_What is being asked_.
Read through the entries below and copy each line where "CONGNV" turns up.

[Stored dataset items]
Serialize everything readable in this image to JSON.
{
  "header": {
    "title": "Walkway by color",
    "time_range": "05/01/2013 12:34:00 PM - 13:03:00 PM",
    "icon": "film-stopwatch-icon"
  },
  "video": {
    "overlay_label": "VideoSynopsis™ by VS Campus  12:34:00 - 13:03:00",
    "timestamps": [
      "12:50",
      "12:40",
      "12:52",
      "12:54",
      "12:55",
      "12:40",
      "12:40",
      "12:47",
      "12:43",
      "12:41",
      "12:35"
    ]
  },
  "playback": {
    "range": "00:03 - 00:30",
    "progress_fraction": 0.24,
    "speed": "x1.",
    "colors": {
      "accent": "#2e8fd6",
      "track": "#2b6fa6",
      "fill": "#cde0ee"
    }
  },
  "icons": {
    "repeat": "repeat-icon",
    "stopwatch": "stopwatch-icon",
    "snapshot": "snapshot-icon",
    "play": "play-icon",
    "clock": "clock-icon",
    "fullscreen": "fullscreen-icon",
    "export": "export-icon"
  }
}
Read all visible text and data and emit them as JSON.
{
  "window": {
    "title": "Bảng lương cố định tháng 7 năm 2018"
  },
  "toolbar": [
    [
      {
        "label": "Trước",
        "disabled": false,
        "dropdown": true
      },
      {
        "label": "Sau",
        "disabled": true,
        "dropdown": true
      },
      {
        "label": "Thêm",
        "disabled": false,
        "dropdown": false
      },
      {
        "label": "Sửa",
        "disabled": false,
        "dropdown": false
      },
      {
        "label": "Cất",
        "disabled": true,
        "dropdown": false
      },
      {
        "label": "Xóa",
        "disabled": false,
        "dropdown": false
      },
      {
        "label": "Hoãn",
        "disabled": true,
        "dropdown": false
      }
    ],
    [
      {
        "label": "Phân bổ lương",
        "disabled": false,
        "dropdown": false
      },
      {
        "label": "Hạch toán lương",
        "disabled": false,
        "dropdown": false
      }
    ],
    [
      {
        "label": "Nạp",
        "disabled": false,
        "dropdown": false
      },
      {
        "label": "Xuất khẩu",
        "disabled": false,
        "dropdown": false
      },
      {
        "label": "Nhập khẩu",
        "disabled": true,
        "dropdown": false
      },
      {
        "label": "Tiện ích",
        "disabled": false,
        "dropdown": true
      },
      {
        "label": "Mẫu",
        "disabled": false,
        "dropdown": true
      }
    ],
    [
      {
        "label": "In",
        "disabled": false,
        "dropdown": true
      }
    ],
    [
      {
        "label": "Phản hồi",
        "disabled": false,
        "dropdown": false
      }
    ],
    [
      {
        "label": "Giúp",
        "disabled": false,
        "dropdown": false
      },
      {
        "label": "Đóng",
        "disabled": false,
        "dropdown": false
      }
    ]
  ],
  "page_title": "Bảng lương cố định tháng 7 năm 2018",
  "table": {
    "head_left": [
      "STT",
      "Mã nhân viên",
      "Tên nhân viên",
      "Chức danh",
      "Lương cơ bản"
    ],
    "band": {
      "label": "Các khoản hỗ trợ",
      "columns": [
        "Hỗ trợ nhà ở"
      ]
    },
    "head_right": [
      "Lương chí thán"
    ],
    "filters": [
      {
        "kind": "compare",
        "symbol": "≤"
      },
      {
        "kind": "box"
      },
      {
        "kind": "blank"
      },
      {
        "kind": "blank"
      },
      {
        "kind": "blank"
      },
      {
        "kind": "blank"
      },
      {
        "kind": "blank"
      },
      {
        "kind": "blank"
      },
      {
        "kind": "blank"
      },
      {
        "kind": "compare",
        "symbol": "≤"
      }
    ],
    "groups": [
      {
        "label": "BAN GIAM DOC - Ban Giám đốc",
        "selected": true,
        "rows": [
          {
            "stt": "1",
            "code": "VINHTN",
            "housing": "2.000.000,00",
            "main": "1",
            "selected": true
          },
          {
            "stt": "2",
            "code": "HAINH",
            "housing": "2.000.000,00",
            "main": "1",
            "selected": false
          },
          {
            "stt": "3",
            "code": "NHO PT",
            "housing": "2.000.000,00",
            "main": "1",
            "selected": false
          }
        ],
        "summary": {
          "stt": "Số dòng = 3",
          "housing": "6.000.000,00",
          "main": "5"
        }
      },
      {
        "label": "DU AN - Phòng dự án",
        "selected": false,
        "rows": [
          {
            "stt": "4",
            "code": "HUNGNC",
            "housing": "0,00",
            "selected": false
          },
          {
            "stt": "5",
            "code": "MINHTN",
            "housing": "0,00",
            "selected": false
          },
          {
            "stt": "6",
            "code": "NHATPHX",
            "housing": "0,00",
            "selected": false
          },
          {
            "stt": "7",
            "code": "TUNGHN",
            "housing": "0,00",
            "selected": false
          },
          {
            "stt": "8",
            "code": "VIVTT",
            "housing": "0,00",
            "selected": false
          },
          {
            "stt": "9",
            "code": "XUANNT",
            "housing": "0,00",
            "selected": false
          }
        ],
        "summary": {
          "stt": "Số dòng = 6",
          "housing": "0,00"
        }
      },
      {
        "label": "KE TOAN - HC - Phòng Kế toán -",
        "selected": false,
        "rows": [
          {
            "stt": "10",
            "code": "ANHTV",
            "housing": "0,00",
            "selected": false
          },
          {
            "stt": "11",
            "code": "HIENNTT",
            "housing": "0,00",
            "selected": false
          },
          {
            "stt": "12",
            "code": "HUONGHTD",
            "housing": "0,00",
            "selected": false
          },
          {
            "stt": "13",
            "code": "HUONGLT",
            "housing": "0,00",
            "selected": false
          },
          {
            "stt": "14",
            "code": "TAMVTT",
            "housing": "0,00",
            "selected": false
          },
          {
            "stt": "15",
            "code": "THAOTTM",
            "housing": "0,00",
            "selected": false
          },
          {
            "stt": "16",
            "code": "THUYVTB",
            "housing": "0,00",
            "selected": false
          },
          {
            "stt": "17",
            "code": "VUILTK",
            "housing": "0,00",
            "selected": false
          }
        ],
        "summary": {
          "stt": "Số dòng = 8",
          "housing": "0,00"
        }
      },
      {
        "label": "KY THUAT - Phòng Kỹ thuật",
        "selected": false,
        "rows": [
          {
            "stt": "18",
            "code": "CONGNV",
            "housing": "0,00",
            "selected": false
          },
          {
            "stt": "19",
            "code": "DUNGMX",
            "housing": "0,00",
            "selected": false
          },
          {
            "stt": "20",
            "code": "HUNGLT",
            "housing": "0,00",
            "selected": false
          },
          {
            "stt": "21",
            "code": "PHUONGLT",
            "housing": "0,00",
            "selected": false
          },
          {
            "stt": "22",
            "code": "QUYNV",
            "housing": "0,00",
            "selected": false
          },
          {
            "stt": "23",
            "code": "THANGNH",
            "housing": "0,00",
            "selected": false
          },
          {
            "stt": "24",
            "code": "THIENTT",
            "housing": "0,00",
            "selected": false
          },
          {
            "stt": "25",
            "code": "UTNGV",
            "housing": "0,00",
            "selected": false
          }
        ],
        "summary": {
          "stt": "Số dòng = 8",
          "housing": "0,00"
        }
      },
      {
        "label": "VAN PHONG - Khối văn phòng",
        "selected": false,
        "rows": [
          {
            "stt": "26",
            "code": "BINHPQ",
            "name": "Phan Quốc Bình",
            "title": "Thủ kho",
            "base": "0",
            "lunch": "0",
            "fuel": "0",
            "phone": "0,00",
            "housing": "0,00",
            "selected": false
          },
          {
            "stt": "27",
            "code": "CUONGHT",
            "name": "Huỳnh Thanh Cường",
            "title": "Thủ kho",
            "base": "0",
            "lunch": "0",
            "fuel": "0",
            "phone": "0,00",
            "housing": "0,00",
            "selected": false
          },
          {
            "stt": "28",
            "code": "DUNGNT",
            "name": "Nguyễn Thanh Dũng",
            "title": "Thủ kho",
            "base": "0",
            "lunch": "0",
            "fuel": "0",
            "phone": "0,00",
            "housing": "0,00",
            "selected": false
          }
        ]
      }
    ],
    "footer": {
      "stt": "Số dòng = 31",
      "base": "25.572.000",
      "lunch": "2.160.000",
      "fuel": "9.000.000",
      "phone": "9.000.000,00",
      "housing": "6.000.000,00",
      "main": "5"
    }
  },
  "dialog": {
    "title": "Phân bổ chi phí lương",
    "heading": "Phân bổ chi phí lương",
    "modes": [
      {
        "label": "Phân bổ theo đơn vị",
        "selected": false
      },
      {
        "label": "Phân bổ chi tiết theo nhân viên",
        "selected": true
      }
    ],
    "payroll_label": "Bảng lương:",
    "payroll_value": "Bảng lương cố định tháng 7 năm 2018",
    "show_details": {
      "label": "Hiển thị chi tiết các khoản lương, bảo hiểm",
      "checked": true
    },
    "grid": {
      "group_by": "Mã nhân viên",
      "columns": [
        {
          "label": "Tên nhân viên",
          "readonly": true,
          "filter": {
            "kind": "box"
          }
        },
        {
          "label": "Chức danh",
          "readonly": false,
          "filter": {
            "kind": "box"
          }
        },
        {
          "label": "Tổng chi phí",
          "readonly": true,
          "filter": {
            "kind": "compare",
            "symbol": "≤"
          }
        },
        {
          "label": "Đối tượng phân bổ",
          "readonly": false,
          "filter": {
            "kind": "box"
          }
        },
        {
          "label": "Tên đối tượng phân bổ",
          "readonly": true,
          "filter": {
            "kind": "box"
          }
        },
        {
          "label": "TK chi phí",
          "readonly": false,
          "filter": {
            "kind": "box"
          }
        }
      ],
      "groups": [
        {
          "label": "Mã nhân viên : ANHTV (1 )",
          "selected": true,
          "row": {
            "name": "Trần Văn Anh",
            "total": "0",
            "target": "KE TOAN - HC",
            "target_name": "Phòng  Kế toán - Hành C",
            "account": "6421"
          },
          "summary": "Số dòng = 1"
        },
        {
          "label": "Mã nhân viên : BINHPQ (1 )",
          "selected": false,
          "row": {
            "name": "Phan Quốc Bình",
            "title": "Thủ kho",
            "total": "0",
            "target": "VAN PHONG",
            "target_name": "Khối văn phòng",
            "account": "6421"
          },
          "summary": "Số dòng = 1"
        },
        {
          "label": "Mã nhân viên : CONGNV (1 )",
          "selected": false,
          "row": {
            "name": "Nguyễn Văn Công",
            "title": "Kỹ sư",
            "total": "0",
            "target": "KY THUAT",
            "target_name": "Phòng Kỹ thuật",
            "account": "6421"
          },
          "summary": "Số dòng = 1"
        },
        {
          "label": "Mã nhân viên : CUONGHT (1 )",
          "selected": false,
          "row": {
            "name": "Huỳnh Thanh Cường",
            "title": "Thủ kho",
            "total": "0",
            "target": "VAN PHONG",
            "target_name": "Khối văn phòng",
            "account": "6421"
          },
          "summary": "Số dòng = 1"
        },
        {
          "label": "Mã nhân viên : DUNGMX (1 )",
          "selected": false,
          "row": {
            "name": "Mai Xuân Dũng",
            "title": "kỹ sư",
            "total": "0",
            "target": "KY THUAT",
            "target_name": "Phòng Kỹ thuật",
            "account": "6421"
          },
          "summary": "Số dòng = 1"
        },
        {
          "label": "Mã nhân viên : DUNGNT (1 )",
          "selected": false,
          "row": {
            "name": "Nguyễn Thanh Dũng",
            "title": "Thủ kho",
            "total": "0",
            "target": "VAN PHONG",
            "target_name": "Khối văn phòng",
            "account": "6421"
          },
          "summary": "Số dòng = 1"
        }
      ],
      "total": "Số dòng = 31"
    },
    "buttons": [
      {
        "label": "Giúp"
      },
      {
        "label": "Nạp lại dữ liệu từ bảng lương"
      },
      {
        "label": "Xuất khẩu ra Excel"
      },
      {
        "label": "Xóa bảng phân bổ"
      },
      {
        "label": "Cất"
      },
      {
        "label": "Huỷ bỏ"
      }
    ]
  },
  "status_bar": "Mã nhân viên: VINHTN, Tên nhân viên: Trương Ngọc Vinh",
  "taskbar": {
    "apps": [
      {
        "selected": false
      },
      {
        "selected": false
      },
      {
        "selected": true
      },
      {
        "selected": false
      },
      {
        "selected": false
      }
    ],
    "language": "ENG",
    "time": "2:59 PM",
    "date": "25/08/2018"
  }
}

_Answer section_.
            "code": "CONGNV",
          "label": "Mã nhân viên : CONGNV (1 )",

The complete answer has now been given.